Now two months out, customer confusion has already begun. Critics point out that Windows RT looks so much like its x86-based counterpart that it's hard to distinguish the difference. Because of this confusion, Microsoft has reportedly relaxed its return policies for its Surface RT tablet because customers purchased the device thinking they could run their Windows-based software.
For those just tuning in, Windows RT runs on System-on-Chips (SoC) based on ARM's architecture. These mobile chips are manufactured by Qualcomm, Nvidia and Texas Instruments and typically used in tablets and smartphones. The Windows we've come to know and love over the years runs on x86-based processors supplied by AMD and Intel. Almost all Windows apps are written for the latter x86-based processors.
However both Windows 8 Pro (x86) and Windows RT (ARM) can run Windows 8 "Modern UI" apps. The catch is that these apps must ported to the Windows RT platform if they're not already designed for the platform separately. Unfortunately, not all Windows 8 apps are crossing over into the Windows RT realm, reportedly causing even more compatibility issues.
Still, according to Neil Hand, the vice president in charge of Dell’s tablet business, whether Microsoft has called its ARM-based OS Windows RT or something else, Dell would still have been required to educate customers on the difference between the two versions.
"Making sure we educate the market place on the differences was going to be a necessary action no matter what. Just calling it something different is not going to solve the problem," Hand told The Australian Financial Review.
He said that looking ahead, consumers will see lighter, thinner, smaller Windows RT devices than what they'll see in a full Intel architecture. Maybe eventually this is where consumers will notice a difference: in the hardware itself. They'll know that a small, lightweight device isn't made to run their heavy Windows applications.

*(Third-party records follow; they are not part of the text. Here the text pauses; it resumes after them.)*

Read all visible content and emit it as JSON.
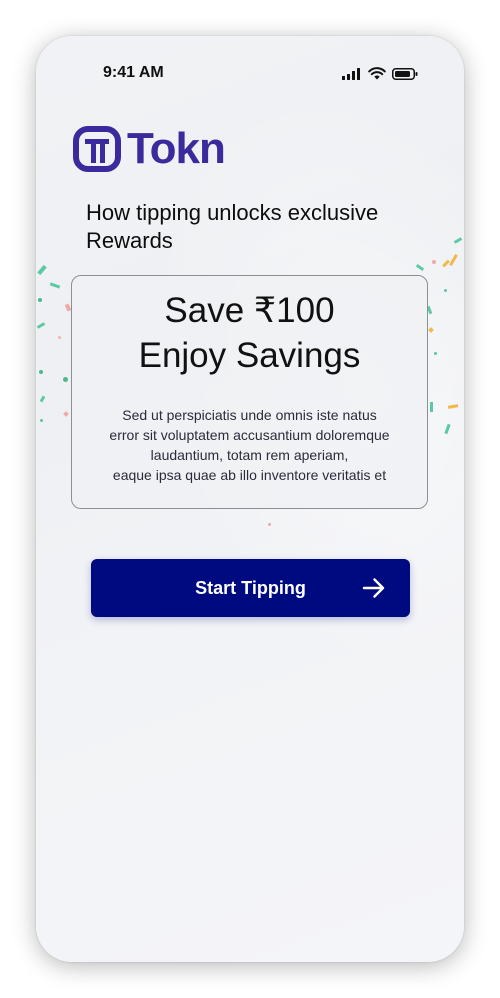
{
  "status_bar": {
    "time": "9:41 AM",
    "icons": [
      "signal-icon",
      "wifi-icon",
      "battery-icon"
    ]
  },
  "brand": {
    "name": "Tokn",
    "logo_icon": "tokn-logo-icon",
    "color": "#3b2a9e"
  },
  "headline": {
    "line1": "How tipping unlocks exclusive",
    "line2": "Rewards"
  },
  "offer": {
    "line1": "Save ₹100",
    "line2": "Enjoy Savings",
    "description": [
      "Sed ut perspiciatis unde omnis iste natus",
      "error sit voluptatem accusantium doloremque",
      "laudantium, totam rem aperiam,",
      "eaque ipsa quae ab illo inventore veritatis et"
    ]
  },
  "cta": {
    "label": "Start Tipping",
    "icon": "arrow-right-icon",
    "color": "#000a80"
  }
}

"Don’t get me wrong. I believe that Windows 8 is very important. In the business world (Intel compatibility) makes a big difference," Hand said. "But as you cross into consumer land, the trade-off of size, weight, performance and price [allow you to] get a little bit more aggressive with ARM-based solutions. I think there’s a future for RT."